The scenarios were not realistic enough to draw conclusions about how Arizonans would react, Conley said. For starters, such an encounter would more likely occur during a traffic stop or on the streets with nobody around to react.
Conley was at the restaurant during two re-enactments. She missed the first one because her back was turned to the scene. Before the next re-enactment, ABC officials asked her not to react since she already knew it was staged. She said several people who were portrayed as diners that day were with the show, making her question how many people were actually able to react.
"It was very staged," Conley said. "Every element of this was very fake to me."
Her biggest concern is that several people left before they learned the incident was staged. They might have told family and friends that security guards can ask for people's papers, spreading misinformation.
"I've lost many nights of sleep thinking about this and I'm white," Conley said. "If this affects me, how can this affect somebody who is not white at this time, right now, when everybody is on edge about it?"
"She Felt so strongly"
Morken, who Quiñones said had the strongest reaction during the two-day shoot, wasn't thinking about politics when she intervened on behalf of the two patrons being questioned.
"It felt like an angel walked into the scene," he said. "It was amazing that she did this.
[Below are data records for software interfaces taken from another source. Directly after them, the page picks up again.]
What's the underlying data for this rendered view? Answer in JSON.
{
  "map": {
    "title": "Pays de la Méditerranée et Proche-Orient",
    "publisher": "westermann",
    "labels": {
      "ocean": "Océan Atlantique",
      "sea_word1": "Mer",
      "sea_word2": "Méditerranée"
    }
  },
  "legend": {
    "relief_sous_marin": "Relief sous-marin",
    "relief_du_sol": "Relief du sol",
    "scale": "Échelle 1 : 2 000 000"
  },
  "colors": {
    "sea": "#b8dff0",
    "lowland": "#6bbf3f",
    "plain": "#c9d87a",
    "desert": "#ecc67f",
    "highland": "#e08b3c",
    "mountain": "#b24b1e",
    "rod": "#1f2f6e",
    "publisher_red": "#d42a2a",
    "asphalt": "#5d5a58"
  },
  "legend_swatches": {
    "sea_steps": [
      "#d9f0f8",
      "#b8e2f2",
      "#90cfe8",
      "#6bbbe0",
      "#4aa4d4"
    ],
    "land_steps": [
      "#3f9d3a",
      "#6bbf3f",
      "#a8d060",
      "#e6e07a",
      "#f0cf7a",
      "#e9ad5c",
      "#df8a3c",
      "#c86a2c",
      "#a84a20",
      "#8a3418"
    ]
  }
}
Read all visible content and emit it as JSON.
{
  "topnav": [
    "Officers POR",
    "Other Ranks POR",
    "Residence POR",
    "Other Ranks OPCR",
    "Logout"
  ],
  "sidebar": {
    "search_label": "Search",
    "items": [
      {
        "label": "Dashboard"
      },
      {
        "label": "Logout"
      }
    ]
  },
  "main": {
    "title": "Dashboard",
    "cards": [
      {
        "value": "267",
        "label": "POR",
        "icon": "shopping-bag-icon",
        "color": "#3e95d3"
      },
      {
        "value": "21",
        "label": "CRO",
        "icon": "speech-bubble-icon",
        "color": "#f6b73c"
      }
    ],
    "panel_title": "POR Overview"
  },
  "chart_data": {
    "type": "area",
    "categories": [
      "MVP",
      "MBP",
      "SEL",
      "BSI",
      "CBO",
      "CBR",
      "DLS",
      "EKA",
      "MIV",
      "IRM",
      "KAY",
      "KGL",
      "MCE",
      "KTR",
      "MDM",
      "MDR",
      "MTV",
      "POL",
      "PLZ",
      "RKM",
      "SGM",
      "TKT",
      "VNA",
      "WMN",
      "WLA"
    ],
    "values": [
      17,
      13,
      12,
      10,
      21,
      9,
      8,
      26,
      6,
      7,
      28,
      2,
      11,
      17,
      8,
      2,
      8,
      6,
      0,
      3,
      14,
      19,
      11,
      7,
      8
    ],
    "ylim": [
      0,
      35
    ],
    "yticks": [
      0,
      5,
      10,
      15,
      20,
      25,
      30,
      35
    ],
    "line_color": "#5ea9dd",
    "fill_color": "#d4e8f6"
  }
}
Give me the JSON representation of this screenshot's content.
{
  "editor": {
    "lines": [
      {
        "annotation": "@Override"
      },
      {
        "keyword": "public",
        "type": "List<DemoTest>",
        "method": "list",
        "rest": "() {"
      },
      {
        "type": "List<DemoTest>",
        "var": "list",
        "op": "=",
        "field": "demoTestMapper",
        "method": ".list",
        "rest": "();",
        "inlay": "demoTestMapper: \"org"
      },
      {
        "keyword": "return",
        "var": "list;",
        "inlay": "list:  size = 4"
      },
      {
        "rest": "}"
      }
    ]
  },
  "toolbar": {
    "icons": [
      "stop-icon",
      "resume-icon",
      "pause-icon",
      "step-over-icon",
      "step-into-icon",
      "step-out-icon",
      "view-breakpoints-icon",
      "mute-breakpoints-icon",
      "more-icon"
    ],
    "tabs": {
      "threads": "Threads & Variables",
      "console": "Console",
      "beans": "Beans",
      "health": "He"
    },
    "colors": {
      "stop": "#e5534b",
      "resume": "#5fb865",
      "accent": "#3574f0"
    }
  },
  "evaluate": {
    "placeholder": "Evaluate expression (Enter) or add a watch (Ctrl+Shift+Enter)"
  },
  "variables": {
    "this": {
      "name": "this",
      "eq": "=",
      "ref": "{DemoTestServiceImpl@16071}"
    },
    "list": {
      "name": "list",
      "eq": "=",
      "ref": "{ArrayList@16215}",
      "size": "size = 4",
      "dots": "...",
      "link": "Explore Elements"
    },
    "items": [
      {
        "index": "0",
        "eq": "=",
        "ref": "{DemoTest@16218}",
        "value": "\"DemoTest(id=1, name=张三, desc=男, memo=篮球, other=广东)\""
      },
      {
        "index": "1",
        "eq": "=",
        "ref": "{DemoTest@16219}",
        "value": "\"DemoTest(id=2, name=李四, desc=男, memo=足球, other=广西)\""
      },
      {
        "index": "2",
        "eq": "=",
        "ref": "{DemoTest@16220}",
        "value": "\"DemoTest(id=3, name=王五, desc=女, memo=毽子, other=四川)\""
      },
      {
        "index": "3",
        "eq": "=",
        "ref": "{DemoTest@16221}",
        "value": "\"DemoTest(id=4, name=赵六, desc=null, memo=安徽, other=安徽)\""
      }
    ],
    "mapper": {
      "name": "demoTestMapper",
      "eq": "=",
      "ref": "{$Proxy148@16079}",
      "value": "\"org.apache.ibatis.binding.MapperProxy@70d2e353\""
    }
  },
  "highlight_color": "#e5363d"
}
She felt so strongly about this. … It was funny, but it was also heartwarming."
After Quiñones stood and leveled with Morken, he started to ask her, "With all of the controversial laws in Arizona currently on the table …"
Morken cut him off. "It wasn't about that," she said.
"Then why do you do what you did?" Quiñones asked.
"I figured those guys probably had some wives and there were some little children involved, and I just didn't want to see their families torn apart today."
Contact reporter Brady McCombs at 573-4213 or firstname.lastname@example.org.